Next, she wanted to know about Alex’s future plans. Had I known that he’d been contacting companies about his latest invention, I could have told her that. Instead, I decided to answer honestly and tell her that I don’t know what the future holds for Alex. Since Alex turned eighteen last year, I’ve gotten more questions about what he’s going to do in life, and I just can’t answer that right now. Although he’s legally an adult, he’s still immature in many ways. While he’s made quite a bit of progress in the past year or so, he’s still not ready for higher education, nor is he ready to hold down a job. However, we have hopes that he will eventually find something fulfilling to do. In the meantime, we continue educating him ourselves and giving him opportunities to develop his potential. Of course, we know that God has a plan for Alex’s future, and we stand on that promise. Finally, with the inquiry nearly over, the woman asked if I would have done anything differently. Now this was a question I could answer confidently. Looking back over Alex’s childhood and the various things we have done, we have no regrets. Certainly, we made mistakes at times—most often out of love for him—but we did the best we could with the knowledge that we had. Most of all, we sought God’s guidance and prayed earnestly. In the end, that’s all that really matters, and the progress Alex has made has been a testimony to God’s faithfulness in our lives.

“So they said to him, ‘Please inquire of God, that we may know whether the journey on which we go will be prosperous.’” Judges 18:5


K. C. said...

I'm sorry the conversation turned into an interrogation. I can't imagine asking such personal questions! It sounds like you handled it with your usual grace, though.

Mom said...

I find it ironic that some special ed educators question or criticize the choice of parents to home school their child, and yet they often twist and turn and do everything possible to avoid taking students into the special ed program. Moreover, those students who are accepted are invariably mainstreamed or farmed out into regular ed classes. In other words, they don't want to do the work, but they want to question and/or criticize those who are. I think this is mainly because of the vast amount of paperwork that is required by the state for each special ed student. The state seems to think that filling out a million forms about a child is somehow beneficial to the child when, actually, it's just bureaucracy at its worst. There are many very good special ed teachers who truly care about helping students, but their time and energy is usurped by bureaucratic paperwork. On the other hand, there are some special ed teachers like the one who put the "Ignore me" sign over Alex who should be taken out and horse whipped.

Fred Haeberle said...

Pam, I am so impressed with what you and Ed have accomplished as parents, it frustrates me to read this blog entry. You guys have done everything right and accomplished so much it is unfair to ask if you would have done anything different. All decisions were made at a time with only the facts and knowledge available at that time. To do anything different would have required knowledge of the future and some way to know the future results of you decisions.
I think one of the misconceptions of "home schooling" is the imaginary image of un-schooled or untrained parents trying to teach their children. Perhaps the lady asking these improper questions was home schooled by untrained parents. At least, it seems like she may have been absent from the "socialization" class when she was in school.
Keep up the good work and don't worry about "what will be." You are all in good hands.

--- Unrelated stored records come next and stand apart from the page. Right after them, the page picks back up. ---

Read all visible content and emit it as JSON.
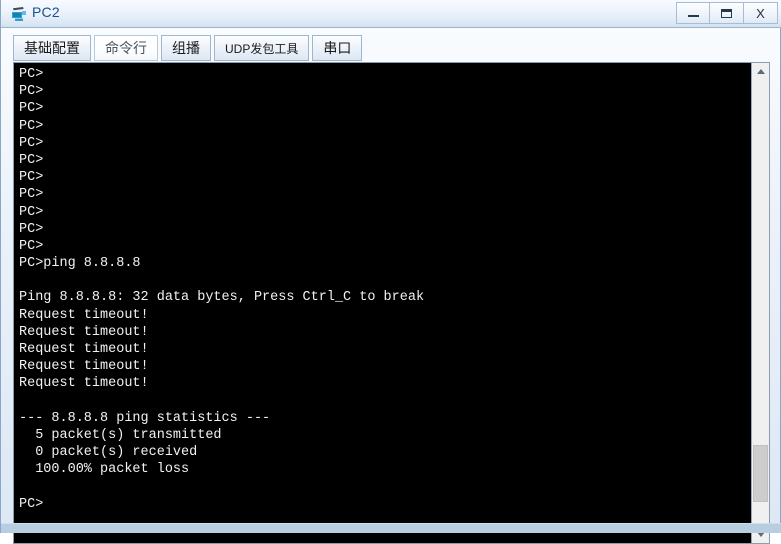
{
  "window": {
    "title": "PC2",
    "icon": "pc-device-icon",
    "controls": [
      {
        "name": "minimize-button",
        "label": "–",
        "icon": "minimize-icon"
      },
      {
        "name": "maximize-button",
        "label": "▭",
        "icon": "maximize-icon"
      },
      {
        "name": "close-button",
        "label": "X",
        "icon": "close-icon"
      }
    ]
  },
  "tabs": [
    {
      "label": "基础配置",
      "selected": false,
      "name": "tab-basic-config"
    },
    {
      "label": "命令行",
      "selected": true,
      "name": "tab-command-line"
    },
    {
      "label": "组播",
      "selected": false,
      "name": "tab-multicast"
    },
    {
      "label": "UDP发包工具",
      "selected": false,
      "name": "tab-udp-tool"
    },
    {
      "label": "串口",
      "selected": false,
      "name": "tab-serial-port"
    }
  ],
  "terminal": {
    "prompt": "PC>",
    "command": "ping 8.8.8.8",
    "lines": [
      "PC>",
      "PC>",
      "PC>",
      "PC>",
      "PC>",
      "PC>",
      "PC>",
      "PC>",
      "PC>",
      "PC>",
      "PC>",
      "PC>ping 8.8.8.8",
      "",
      "Ping 8.8.8.8: 32 data bytes, Press Ctrl_C to break",
      "Request timeout!",
      "Request timeout!",
      "Request timeout!",
      "Request timeout!",
      "Request timeout!",
      "",
      "--- 8.8.8.8 ping statistics ---",
      "  5 packet(s) transmitted",
      "  0 packet(s) received",
      "  100.00% packet loss",
      "",
      "PC>"
    ],
    "stats": {
      "target": "8.8.8.8",
      "data_bytes": 32,
      "transmitted": 5,
      "received": 0,
      "packet_loss": "100.00%"
    },
    "colors": {
      "background": "#000000",
      "text": "#f2f2f2"
    }
  },
  "scrollbar": {
    "up_arrow": "scroll-up-arrow",
    "down_arrow": "scroll-down-arrow",
    "thumb": "scroll-thumb"
  }
}
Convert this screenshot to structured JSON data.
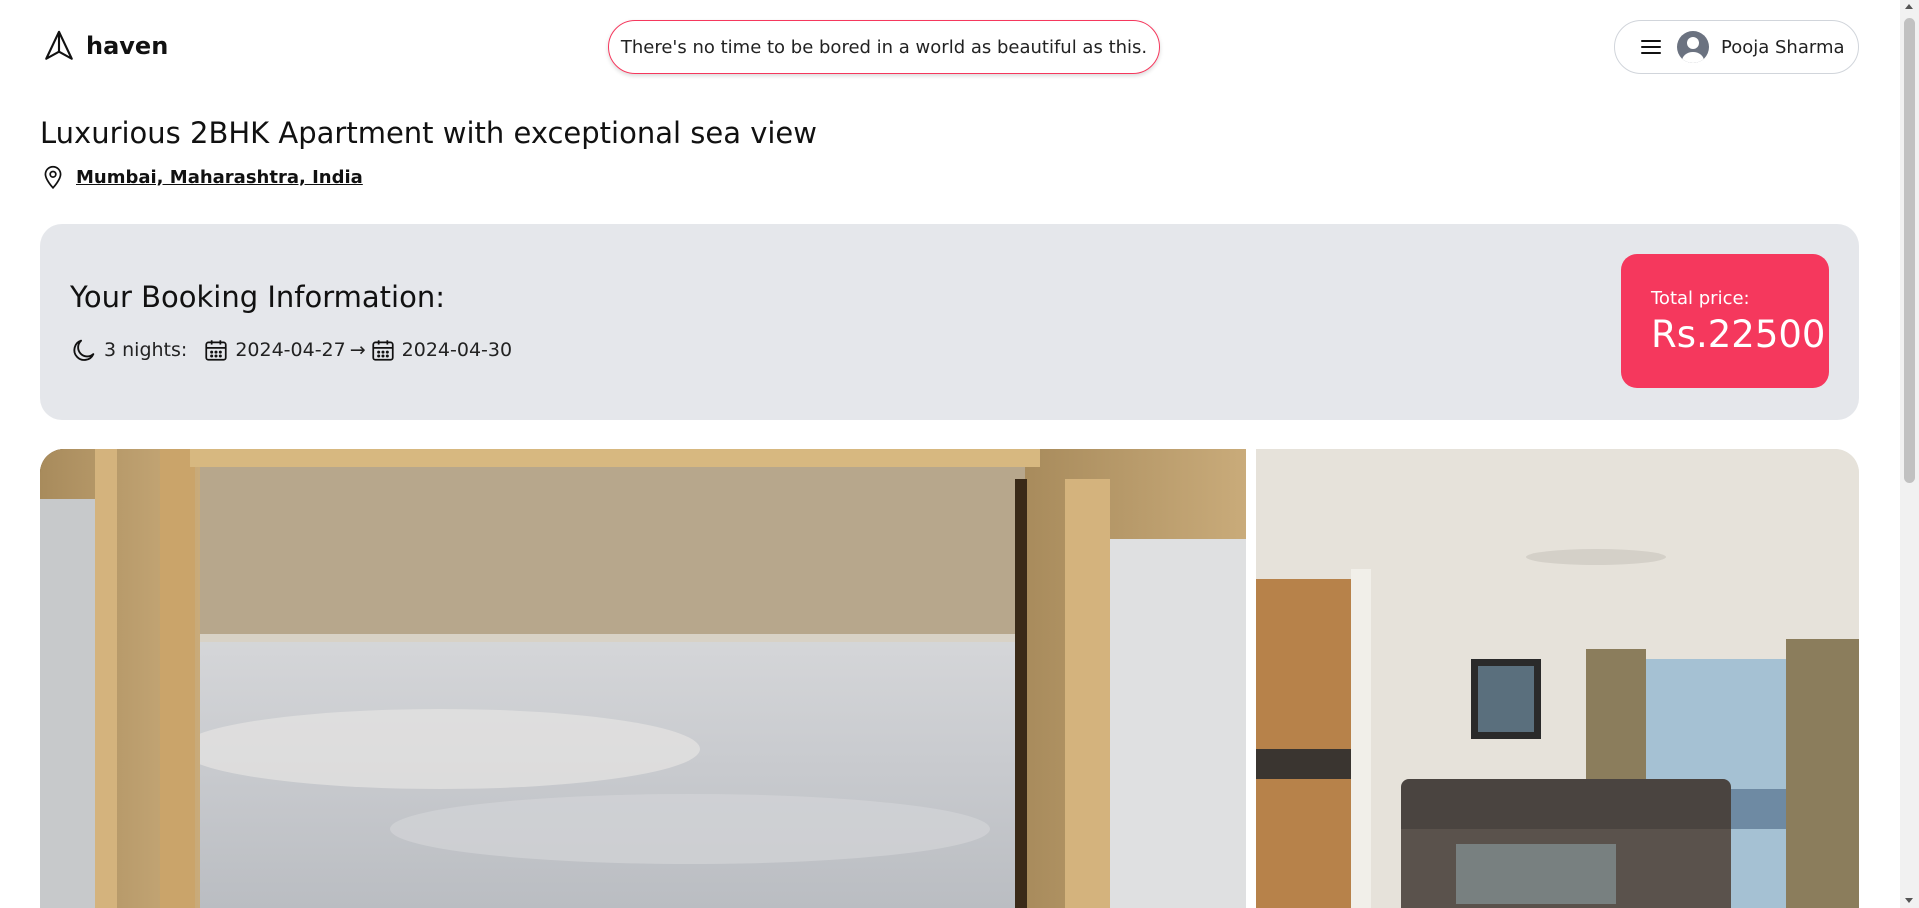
{
  "header": {
    "logo_text": "haven",
    "tagline": "There's no time to be bored in a world as beautiful as this.",
    "user_name": "Pooja Sharma",
    "icons": [
      "paper-plane-icon",
      "menu-icon",
      "avatar-icon"
    ]
  },
  "listing": {
    "title": "Luxurious 2BHK Apartment with exceptional sea view",
    "location": "Mumbai, Maharashtra, India"
  },
  "booking": {
    "heading": "Your Booking Information:",
    "nights": "3 nights:",
    "check_in": "2024-04-27",
    "arrow": "→",
    "check_out": "2024-04-30",
    "price_label": "Total price:",
    "price_value": "Rs.22500"
  },
  "colors": {
    "accent": "#f5385d",
    "booking_bg": "#e5e7eb"
  }
}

Pam Byrne said...

Dear K.C., Mom, and Fred,

Thanks so much for your kind and thoughtful comments; I really appreciate your support. I think that a lot of special ed personnel really don't know much about autism, and maybe they need parents to teach them. After the meeting was over, I wish I'd found my maternal grandmother's strong voice and let the woman know what I really thought of her questions. ;) I hope she learned something, but my reason for being there was to support the parents, and I think I was able to do that. I hope so.